There are OA guidelines to help us when using social media, but it can also be helpful to hear the experiences of others.
Here are some shares from OA members who explain how they choose to use, or not use, social media based on their understanding of anonymity.
“Today I make a conscious effort to refrain from saying “I’m in OA.” “
I think of myself as someone who is very cautious about my OA anonymity on the internet, but I haven’t always been so. I’m quite certain that there are Facebook posts from several years ago that may disclose my association with OA, although today I make a conscious effort to refrain from saying “I’m in OA.” My family and some friends know I’m in OA, and when I travel to WSBC I have been known to post that I’m going to Albuquerque. Recently I was asked by a family member in public, “Why Albuquerque?” and I answered privately. I currently have two OA members as my friends on FB and for the most part none of us post anything program related.
I am often conflicted when considering a closer connection with OA fellows, weighing the need to maintain boundaries versus the desire to blur the lines between program and non-program. I have seen many people’s anonymity broken because those lines have been blurred. As for me, I try to keep my private life separate even if I do sometimes share about my private life in meetings.
Social media can be a great public information tool to reach out to others, but it’s best when it’s done in a way that doesn’t compromise my anonymity. In my humble opinion, increasing awareness about who we are and how to find our meetings should be the main aim of OA’s presence on social media and should not necessarily be used as a forum for recovery. An exception to this is when I’m using an app as a means of communication and I’m not sharing any information about myself other than what I actually say, for example, in WeChat meetings, Whatsapp meetings, or just calling my sponsor.
“Each of us, like each of our individual beliefs of who and or what God is, have differing viewpoints and levels of choice about anonymity”
Having been in program for 45 years I am rather open about my involvement in Overeaters Anonymous. However, not wanting it announced in my professional or social media life, I have chosen not to discuss OA on Facebook. I am on many phone meetings during the week because I live in a very small intergroup that covers over 400 miles, so often it is not possible for me to get to a meeting with recovery face-to-face. I become concerned when using Facebook, Twitter or Snapchat because it is not within my control who sees my site, what their policies are, et cetera.
I have many friends on Facebook who are in program and are often open about that fact, however I see many more people open about their affiliation with other 12 Step fellowships. I believe this is not so much the case with Overeaters Anonymous because the view of those other entities by the world, and ourselves, is very different. I once had someone make a comment on one of my posts that could have lead the public to realize I was in program. I privately spoke with her about it and it never happened again. We are still very close friends.
Each of us, like each of our individual beliefs of who and or what God is, have differing viewpoints and levels of choice about anonymity. My viewpoint is that our personal anonymity was not the reason anonymity became an integral part of program, rather the reason was to protect OA itself, as discussed in the Big Book at length.
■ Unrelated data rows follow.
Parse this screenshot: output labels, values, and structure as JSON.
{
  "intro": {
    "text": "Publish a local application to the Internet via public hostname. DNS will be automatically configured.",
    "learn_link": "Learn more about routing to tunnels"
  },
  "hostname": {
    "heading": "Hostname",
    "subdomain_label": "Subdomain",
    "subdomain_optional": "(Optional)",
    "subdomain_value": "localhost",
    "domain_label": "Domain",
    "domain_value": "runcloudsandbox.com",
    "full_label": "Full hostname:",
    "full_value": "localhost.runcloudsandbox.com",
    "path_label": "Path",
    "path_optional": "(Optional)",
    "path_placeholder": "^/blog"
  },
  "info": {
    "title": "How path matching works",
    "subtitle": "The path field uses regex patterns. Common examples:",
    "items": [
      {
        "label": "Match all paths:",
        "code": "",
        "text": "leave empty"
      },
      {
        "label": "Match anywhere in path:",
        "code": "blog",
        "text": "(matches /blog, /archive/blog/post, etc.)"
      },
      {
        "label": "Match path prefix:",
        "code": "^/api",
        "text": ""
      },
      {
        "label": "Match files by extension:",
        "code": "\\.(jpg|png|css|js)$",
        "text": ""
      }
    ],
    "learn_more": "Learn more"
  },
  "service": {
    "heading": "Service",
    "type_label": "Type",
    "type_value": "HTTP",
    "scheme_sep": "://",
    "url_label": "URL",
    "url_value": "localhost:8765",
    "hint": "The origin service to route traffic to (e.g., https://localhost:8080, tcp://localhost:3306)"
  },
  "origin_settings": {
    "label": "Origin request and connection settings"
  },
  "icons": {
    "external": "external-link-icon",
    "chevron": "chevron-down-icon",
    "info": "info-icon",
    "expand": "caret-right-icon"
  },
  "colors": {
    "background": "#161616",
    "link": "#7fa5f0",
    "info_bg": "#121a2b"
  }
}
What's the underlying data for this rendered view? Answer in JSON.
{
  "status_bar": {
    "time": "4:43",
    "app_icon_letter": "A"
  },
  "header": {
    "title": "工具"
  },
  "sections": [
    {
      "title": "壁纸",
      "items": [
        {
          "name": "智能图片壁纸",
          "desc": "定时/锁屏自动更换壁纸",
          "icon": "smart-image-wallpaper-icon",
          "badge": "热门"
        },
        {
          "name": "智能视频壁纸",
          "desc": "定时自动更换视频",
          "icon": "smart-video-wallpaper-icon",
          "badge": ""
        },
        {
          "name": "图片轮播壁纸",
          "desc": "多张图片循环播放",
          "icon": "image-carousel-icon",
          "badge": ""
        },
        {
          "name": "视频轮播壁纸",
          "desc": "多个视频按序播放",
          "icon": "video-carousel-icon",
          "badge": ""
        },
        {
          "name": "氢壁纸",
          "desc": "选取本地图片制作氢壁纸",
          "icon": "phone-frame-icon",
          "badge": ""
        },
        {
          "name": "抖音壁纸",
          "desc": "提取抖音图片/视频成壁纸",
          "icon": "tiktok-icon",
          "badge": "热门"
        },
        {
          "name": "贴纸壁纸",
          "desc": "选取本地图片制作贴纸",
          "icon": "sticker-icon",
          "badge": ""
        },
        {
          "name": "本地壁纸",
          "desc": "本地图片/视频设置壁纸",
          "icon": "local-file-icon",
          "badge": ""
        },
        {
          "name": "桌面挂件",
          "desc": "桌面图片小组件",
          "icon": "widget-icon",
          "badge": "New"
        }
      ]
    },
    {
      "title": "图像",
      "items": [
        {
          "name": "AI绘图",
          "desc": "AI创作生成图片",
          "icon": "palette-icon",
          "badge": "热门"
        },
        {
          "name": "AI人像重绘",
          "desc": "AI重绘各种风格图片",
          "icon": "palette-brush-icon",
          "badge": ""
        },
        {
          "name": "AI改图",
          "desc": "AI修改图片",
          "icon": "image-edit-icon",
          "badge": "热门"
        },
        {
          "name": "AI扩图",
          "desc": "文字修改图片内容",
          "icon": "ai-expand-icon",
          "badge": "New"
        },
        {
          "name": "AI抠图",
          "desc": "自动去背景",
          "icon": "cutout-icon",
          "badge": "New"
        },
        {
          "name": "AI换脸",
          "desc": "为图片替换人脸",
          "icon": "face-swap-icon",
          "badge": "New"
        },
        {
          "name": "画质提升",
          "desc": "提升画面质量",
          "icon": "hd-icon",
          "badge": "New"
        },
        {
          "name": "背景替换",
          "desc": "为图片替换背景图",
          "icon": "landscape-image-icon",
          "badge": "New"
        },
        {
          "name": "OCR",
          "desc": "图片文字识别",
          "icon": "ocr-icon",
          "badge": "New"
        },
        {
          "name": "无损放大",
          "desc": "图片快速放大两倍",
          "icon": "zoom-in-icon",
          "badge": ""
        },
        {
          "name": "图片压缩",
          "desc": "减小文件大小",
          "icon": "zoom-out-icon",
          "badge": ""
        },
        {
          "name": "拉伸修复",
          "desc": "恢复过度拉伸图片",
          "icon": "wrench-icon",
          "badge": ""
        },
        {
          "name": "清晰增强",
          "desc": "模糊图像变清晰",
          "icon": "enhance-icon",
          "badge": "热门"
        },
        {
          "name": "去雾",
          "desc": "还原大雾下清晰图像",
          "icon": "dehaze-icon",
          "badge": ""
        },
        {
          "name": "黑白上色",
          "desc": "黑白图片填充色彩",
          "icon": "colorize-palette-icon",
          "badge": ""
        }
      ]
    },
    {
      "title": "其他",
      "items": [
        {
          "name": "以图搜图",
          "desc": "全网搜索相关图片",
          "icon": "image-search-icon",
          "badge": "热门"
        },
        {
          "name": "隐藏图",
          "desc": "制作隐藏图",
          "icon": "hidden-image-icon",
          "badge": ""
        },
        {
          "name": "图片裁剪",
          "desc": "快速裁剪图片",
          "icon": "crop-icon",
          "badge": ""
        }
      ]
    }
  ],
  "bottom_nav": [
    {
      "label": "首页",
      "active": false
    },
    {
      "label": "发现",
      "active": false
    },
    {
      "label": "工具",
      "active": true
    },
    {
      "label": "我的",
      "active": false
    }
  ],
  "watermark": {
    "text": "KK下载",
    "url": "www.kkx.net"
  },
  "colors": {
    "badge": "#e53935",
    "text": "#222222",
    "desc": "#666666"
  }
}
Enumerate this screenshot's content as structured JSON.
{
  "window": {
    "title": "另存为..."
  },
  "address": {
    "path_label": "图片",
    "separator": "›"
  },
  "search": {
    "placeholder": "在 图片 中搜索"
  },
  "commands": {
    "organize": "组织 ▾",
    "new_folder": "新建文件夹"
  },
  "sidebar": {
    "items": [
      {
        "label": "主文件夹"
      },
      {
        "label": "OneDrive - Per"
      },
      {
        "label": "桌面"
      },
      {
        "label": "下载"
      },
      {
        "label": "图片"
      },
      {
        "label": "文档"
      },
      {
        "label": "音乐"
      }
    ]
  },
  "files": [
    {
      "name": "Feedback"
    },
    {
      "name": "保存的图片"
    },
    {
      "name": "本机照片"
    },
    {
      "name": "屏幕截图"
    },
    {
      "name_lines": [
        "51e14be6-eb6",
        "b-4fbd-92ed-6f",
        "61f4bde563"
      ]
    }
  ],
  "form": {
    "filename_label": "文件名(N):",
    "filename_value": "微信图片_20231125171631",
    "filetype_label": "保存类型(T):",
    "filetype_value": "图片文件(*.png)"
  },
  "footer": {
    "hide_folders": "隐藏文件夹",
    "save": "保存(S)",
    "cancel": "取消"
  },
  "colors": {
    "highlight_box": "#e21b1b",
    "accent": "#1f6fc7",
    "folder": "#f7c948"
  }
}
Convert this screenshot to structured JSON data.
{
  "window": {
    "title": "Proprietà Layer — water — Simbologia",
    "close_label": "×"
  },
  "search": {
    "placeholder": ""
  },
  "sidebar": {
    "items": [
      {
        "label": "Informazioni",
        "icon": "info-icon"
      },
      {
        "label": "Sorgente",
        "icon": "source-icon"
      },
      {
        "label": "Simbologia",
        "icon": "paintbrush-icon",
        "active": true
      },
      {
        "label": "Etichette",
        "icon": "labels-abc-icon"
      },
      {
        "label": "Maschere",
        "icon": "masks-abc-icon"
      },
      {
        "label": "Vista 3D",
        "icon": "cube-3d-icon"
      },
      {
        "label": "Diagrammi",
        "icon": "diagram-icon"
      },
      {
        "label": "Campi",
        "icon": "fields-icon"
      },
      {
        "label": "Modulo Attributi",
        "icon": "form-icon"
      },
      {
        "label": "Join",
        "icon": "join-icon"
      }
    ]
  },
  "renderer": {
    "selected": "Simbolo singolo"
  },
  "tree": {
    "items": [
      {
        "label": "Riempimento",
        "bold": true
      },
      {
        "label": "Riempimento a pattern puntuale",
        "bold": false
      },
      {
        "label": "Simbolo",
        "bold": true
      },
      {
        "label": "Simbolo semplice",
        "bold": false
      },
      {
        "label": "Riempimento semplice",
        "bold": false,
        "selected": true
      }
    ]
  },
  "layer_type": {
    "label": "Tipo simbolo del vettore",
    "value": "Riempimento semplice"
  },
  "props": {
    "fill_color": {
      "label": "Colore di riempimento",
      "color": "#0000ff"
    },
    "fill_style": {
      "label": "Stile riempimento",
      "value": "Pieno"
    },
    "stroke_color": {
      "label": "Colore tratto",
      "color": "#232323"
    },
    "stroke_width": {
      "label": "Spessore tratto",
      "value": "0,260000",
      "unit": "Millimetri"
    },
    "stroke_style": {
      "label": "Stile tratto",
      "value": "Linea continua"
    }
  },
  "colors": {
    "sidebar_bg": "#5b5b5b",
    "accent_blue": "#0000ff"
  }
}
However, my personal anonymity is just that, a choice, and I choose at this time of phenomenal electronic capability to protect it to the best of my ability within reason.
I hope this personal story about anonymity and social media helps you in some manner.
“I’ve seen others share online about recovery birthdays or attending recovery events, but I’ve chosen not to do this.”
When I received my first Friend Request on Facebook from an OA fellow, I wasn’t sure I wanted to accept it. I’m pretty open in my day-to-day life about being in recovery, but when it came to combining recovery and social media, I wasn’t too sure. I was reluctant because some of my other Facebook friends were people from work or those I might not have seen in years so I was wary of any unintentional breaks in anonymity.
I ended up accepting the request, fearful of seeming impolite! But a few years on I still have not had any problems. I’ve seen others share online about recovery birthdays or attending recovery events, but I’ve chosen not to do this. In my view, sites like Facebook are public media of communication so even if we limit our posts to be only seen by friends, for me, it would feel like breaking the Traditions.
I do think it’s a positive step for OA service bodies to try reaching out to the still-suffering compulsive eater via social media, but it can be difficult to do without encouraging people to break their anonymity. I hope we can overcome these issues so that more of those who still suffer have the chance to find recovery.
We welcome your contributions! If you would like to share about your experiences with social media and anonymity, please contact us at email@example.com